Cisco Systems Inc. (NASDAQ: CSCO) is on deck for earnings after the close of trading, and for technology and enterprise spending this will be one of the most important earnings reports capping this earnings season. Thomson Reuters has estimates at $0.39 EPS and revenues of $10.24 billion. We will be looking at guidance more than the actual past quarter, but of course the devil is always in the details. There will be far more to consider today than just the earnings and revenues.
Estimates for the next report are $0.41 EPS and $10.68 billion in revenues. The next quarter will also mark year-end, and the estimates are $1.55 EPS for 2010 and $1.74 EPS for 2011. The revenue estimates are $39.75 billion for 2010 and $45.18 billion for 2011. That revenue growth represents about 10% this year and 13.7% for next year, and it is worth noting that Chambers usually offers up growth in percentages on his conference call rather than on steadfast hard numbers.
The earnings projection from Whispernumber.com is $0.41 EPS, $0.02 ahead of consensus. The Whispernumber.com service has also noted that Cisco beat the whisper number in past 5 out of 6 reports.
The single biggest initiative is no longer about Telepresence… it is about the data center wars (unified computing systems). That has it in direct competition now with Hewlett-Packard Co. (NYSE: HPQ) and others. Still, Cisco is a key bogey for enterprise spending and telecom cap-ex. On the enterprise spending, but on a different aspect, Oracle Corporation (NASDAQ: ORCL) is used as the direct-indirect comparison despite the software vs. hardware angle. The recent Sun Microsystems merger only makes that tie even deeper.

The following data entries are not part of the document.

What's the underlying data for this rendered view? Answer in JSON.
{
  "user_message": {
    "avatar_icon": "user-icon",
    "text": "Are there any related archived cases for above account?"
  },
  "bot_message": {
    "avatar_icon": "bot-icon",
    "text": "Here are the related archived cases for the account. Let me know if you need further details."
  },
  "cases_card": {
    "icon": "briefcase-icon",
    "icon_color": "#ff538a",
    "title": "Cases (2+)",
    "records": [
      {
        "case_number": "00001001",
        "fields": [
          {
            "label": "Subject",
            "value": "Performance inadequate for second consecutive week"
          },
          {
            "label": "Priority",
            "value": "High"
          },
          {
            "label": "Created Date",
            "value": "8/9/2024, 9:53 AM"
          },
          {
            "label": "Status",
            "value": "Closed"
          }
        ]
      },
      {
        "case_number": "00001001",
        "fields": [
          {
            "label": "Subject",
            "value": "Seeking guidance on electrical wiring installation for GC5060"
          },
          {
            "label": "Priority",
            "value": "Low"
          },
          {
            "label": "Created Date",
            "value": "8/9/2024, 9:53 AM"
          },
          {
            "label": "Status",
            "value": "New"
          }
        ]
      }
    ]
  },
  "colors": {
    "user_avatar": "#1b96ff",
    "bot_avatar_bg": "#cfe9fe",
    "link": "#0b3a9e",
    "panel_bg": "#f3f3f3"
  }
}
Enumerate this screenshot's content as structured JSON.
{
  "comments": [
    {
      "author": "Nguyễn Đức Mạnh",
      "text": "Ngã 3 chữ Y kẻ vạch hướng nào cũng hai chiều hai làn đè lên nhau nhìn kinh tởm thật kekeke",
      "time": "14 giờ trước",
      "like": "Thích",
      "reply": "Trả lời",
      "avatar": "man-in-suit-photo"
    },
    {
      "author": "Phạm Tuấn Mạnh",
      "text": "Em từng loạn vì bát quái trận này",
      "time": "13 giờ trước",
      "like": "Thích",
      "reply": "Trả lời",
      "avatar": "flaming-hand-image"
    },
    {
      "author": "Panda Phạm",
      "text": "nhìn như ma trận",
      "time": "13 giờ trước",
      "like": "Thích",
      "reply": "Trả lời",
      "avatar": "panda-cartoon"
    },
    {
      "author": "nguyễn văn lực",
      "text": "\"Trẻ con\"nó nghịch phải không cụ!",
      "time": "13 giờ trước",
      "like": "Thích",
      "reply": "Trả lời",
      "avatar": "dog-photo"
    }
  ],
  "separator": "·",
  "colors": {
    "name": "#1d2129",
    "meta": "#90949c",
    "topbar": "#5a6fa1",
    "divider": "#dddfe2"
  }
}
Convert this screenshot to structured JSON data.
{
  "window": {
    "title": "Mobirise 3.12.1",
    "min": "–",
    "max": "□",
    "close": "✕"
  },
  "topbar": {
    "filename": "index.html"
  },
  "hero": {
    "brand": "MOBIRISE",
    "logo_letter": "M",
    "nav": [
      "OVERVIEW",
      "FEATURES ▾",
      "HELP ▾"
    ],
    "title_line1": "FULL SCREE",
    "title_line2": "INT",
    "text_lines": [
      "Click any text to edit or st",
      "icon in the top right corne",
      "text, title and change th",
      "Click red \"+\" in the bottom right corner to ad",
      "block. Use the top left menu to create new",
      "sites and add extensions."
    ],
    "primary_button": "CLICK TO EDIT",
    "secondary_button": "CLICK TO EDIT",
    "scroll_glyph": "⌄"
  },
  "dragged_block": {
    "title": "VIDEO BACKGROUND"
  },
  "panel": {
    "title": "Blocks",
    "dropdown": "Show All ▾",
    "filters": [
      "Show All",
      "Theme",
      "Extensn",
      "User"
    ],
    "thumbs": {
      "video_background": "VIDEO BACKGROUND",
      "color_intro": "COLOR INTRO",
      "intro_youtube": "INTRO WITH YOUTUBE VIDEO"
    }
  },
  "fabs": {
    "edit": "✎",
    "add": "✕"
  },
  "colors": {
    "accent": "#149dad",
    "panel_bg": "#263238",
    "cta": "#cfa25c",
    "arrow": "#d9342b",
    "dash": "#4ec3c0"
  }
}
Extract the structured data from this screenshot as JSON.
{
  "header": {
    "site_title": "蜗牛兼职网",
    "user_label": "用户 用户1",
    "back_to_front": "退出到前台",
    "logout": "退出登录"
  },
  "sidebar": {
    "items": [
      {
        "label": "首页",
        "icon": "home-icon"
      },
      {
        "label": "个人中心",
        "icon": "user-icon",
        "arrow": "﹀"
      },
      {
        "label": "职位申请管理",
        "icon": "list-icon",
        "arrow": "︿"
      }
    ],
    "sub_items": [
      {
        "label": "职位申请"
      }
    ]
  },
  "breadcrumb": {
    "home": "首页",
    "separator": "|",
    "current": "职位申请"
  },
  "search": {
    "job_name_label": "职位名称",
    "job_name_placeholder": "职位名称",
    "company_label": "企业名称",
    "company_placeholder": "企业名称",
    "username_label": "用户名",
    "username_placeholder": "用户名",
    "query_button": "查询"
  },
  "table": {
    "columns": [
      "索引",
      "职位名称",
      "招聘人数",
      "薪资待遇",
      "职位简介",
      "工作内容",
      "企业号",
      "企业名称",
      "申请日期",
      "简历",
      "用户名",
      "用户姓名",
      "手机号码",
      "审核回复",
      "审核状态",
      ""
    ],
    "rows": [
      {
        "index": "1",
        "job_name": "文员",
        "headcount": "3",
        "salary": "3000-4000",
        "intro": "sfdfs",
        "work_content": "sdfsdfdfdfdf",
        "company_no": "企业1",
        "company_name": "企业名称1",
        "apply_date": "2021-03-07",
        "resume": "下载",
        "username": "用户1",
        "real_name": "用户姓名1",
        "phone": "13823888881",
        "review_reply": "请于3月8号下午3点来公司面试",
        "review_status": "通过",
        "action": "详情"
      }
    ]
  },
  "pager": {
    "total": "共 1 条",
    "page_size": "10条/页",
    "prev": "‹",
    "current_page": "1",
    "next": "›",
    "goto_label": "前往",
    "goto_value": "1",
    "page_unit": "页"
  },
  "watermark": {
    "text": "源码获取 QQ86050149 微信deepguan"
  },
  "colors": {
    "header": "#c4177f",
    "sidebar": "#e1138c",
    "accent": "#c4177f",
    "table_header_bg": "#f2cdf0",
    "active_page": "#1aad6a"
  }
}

There is of course going to be a hard look into what Chambers says has come from the most recent financial crisis in Europe. Investors will need to pay close attention not so much to the last month, but what Chambers says will be the new trends in the E.U. In short, did the Eurozone bailout instantly correct the enterprise fears that had to be present or are purchasing managers staying very reserved and cautious on forward enterprise spending and tech buildouts???? The reality is that Cisco will give us the first real opinion on this from a U.S. company.
It is easy to note that an enterprise spending recovery started toward the end of 2009 in the United States and many emerging markets. Again, Europe could be the linchpin.
Cisco shares are up 2.8% at $26.71 and that is after a small drop yesterday of less than 1%. Still, this move ahead of earnings is having an impact on using options for “expected move projections” in the after-earnings stock price. Based on a quick-take, it looks as though options traders are not expecting more than a $1.00 move in the stock after earnings.
As far as the charts are concerned, Cisco’s 52-week range is $17.61 to $27.74. The latest down-move in the market took shares under the 50-day moving average (listed as $26.42 today). The 200-day moving average is all the way down at $24.10 and the low (I say a fake low) on the Flash Crash Thursday was listed as $23.23 with a $25.49 close. The low on Friday was $24.33 and the close was listed as $24.71. Before early last week, Cisco’s chart had been on an up and away trajectory. Depending upon today, some may say the new chart looks more range-bound than anything.
Thomson Reuters shows that analysts have an average price target that is now almost $30.00.
JON C. OGG